Records for the exercise: Begin
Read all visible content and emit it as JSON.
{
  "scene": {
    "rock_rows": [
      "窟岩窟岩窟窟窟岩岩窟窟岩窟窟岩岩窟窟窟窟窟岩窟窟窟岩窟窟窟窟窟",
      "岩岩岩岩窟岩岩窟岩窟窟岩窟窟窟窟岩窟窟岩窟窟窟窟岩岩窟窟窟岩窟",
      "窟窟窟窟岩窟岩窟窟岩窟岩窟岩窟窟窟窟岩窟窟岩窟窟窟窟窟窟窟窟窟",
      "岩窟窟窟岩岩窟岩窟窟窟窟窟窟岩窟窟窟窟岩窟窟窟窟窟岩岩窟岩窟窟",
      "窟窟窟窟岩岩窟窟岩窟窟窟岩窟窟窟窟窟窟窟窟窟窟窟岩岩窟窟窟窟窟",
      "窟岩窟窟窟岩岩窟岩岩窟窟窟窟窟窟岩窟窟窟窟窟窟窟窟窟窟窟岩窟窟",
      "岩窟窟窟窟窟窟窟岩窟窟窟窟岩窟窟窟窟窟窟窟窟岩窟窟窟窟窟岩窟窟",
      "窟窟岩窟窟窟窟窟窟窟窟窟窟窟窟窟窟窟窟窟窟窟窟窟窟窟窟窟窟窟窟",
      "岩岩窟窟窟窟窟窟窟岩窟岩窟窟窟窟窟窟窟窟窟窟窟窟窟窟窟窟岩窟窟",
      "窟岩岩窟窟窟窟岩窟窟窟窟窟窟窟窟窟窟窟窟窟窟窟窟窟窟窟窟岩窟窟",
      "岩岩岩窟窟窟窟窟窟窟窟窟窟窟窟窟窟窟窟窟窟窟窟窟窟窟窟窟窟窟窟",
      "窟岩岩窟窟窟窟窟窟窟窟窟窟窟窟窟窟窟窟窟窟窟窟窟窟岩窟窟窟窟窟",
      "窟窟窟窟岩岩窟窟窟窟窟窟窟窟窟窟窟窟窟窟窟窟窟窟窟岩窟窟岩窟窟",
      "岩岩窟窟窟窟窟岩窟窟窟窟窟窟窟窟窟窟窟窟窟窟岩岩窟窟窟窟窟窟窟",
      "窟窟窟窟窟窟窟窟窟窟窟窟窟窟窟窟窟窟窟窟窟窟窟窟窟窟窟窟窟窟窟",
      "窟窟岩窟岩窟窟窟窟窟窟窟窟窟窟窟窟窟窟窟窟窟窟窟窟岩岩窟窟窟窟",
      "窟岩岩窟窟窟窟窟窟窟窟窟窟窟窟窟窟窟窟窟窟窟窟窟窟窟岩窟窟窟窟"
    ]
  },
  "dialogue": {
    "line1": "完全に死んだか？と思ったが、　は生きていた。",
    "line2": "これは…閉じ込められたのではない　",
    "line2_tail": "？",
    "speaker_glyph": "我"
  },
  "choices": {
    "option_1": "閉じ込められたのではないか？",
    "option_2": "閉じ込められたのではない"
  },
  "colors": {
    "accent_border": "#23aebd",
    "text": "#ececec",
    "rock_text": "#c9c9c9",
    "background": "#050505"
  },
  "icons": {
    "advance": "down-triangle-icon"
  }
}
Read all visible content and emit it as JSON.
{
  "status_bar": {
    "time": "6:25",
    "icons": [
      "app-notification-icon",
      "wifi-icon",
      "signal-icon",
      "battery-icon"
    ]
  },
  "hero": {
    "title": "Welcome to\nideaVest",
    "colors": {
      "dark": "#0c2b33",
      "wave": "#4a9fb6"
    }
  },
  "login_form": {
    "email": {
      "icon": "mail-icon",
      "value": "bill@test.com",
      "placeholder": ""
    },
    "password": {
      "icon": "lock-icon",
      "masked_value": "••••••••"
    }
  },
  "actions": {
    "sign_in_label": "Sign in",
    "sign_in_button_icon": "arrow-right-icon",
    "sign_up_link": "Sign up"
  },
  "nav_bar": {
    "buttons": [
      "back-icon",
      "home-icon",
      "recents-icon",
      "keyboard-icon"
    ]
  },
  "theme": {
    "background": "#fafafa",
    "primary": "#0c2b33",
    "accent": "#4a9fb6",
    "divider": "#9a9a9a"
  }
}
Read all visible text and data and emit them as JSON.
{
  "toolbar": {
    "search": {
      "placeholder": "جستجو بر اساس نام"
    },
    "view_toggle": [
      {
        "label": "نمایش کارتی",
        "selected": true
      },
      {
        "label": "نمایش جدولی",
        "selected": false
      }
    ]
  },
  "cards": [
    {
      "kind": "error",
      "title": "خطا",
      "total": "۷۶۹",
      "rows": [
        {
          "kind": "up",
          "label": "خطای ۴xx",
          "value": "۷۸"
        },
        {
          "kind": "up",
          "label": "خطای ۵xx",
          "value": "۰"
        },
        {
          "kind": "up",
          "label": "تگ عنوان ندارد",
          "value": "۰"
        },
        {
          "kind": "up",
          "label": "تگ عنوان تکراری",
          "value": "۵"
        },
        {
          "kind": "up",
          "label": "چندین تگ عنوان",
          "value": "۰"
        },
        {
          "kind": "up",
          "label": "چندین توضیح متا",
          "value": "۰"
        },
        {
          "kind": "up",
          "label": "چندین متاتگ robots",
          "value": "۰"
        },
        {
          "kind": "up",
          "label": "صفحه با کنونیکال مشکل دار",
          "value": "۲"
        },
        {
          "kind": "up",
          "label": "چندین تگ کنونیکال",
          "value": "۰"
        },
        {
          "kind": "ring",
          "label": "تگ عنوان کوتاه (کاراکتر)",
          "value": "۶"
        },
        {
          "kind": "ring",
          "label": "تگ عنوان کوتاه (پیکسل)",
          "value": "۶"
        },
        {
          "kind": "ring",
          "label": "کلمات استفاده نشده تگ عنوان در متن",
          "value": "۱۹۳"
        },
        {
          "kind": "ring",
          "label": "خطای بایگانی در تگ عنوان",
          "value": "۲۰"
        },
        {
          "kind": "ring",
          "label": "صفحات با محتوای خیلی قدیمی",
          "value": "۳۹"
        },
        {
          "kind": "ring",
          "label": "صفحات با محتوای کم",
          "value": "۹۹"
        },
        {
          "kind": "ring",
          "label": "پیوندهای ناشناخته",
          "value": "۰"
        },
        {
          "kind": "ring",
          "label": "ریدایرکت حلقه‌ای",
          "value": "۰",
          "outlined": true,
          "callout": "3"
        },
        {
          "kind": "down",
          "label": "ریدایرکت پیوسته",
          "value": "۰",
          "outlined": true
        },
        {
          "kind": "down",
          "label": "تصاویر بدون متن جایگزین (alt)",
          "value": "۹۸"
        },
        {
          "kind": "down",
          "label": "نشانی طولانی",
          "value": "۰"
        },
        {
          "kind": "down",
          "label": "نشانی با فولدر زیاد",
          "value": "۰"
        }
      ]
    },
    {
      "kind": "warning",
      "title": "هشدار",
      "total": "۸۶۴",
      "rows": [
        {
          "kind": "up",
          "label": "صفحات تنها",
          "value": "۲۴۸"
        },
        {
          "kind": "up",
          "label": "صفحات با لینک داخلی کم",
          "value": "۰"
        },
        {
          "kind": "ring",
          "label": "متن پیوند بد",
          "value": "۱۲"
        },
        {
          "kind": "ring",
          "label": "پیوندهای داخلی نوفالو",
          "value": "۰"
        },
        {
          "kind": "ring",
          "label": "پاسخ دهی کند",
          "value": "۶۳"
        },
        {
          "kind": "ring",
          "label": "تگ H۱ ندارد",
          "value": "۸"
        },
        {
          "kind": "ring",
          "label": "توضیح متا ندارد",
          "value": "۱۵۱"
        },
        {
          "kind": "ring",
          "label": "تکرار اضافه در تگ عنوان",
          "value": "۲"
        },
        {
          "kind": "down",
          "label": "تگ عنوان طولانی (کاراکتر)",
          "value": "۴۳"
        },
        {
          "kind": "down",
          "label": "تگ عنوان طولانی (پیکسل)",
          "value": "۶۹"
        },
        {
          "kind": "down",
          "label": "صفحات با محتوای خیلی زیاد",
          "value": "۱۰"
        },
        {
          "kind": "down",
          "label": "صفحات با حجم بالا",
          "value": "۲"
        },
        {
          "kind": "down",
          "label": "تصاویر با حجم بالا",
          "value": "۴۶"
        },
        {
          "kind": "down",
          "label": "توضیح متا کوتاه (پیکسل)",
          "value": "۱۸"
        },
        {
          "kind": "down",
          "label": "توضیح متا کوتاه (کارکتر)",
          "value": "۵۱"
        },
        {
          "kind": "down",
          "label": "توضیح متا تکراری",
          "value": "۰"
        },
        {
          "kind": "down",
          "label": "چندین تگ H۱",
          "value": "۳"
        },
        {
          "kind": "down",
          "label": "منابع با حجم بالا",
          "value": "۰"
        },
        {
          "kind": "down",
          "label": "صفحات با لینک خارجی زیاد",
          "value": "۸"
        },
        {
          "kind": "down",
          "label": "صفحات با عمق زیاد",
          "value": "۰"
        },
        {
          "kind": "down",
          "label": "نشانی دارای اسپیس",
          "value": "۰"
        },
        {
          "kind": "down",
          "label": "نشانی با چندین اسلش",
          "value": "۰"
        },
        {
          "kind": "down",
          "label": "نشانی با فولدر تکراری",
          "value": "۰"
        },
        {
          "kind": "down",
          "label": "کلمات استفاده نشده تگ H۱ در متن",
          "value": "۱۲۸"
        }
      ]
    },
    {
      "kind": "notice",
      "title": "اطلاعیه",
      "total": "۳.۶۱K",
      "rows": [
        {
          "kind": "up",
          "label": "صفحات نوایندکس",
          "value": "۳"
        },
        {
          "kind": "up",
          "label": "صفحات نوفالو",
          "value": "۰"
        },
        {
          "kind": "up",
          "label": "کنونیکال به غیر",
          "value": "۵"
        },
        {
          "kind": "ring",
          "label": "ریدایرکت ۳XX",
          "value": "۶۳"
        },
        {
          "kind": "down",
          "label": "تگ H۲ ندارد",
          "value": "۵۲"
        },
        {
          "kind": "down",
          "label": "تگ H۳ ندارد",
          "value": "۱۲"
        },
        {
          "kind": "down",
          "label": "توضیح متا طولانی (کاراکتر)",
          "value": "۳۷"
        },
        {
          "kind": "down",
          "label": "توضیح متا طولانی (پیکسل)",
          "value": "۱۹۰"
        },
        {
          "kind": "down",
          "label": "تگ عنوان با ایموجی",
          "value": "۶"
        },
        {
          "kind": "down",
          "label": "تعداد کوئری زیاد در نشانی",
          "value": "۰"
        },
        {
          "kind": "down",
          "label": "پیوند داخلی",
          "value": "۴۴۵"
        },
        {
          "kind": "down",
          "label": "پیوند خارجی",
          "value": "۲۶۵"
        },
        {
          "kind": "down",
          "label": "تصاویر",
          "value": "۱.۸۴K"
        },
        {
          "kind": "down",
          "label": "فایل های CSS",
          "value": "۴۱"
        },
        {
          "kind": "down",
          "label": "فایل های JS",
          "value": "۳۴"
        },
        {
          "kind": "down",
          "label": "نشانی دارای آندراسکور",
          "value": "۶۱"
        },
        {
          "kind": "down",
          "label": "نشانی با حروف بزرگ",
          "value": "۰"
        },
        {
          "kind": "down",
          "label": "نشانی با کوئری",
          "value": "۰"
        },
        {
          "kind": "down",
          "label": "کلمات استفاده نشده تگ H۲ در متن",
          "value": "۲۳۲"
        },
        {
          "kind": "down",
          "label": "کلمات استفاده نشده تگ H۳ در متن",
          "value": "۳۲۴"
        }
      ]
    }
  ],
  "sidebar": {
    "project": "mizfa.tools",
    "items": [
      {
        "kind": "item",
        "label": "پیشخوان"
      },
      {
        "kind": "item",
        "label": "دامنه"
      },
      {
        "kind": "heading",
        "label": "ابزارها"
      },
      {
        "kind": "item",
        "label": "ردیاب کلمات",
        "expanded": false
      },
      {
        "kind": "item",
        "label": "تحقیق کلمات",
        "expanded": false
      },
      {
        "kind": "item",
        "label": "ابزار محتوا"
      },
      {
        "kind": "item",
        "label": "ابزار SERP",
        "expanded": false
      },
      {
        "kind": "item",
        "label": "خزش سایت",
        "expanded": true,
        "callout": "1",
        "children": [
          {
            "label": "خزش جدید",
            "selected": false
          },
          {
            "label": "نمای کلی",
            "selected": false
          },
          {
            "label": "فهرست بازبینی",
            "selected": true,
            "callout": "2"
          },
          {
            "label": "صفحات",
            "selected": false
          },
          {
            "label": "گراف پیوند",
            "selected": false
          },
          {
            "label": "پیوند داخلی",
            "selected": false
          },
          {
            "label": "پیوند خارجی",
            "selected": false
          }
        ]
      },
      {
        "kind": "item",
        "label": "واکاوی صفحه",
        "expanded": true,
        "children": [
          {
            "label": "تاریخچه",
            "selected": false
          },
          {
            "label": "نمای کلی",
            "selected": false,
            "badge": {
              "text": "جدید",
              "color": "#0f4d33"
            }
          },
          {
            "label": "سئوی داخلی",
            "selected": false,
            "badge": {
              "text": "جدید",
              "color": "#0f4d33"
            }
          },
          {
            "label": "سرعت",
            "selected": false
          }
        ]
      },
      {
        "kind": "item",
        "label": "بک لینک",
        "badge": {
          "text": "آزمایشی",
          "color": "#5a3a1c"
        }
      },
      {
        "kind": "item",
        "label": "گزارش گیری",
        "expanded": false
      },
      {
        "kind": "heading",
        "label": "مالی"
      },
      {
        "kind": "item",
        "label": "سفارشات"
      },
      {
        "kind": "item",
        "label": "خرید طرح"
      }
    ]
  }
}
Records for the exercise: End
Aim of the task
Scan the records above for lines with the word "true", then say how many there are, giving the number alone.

Task result
6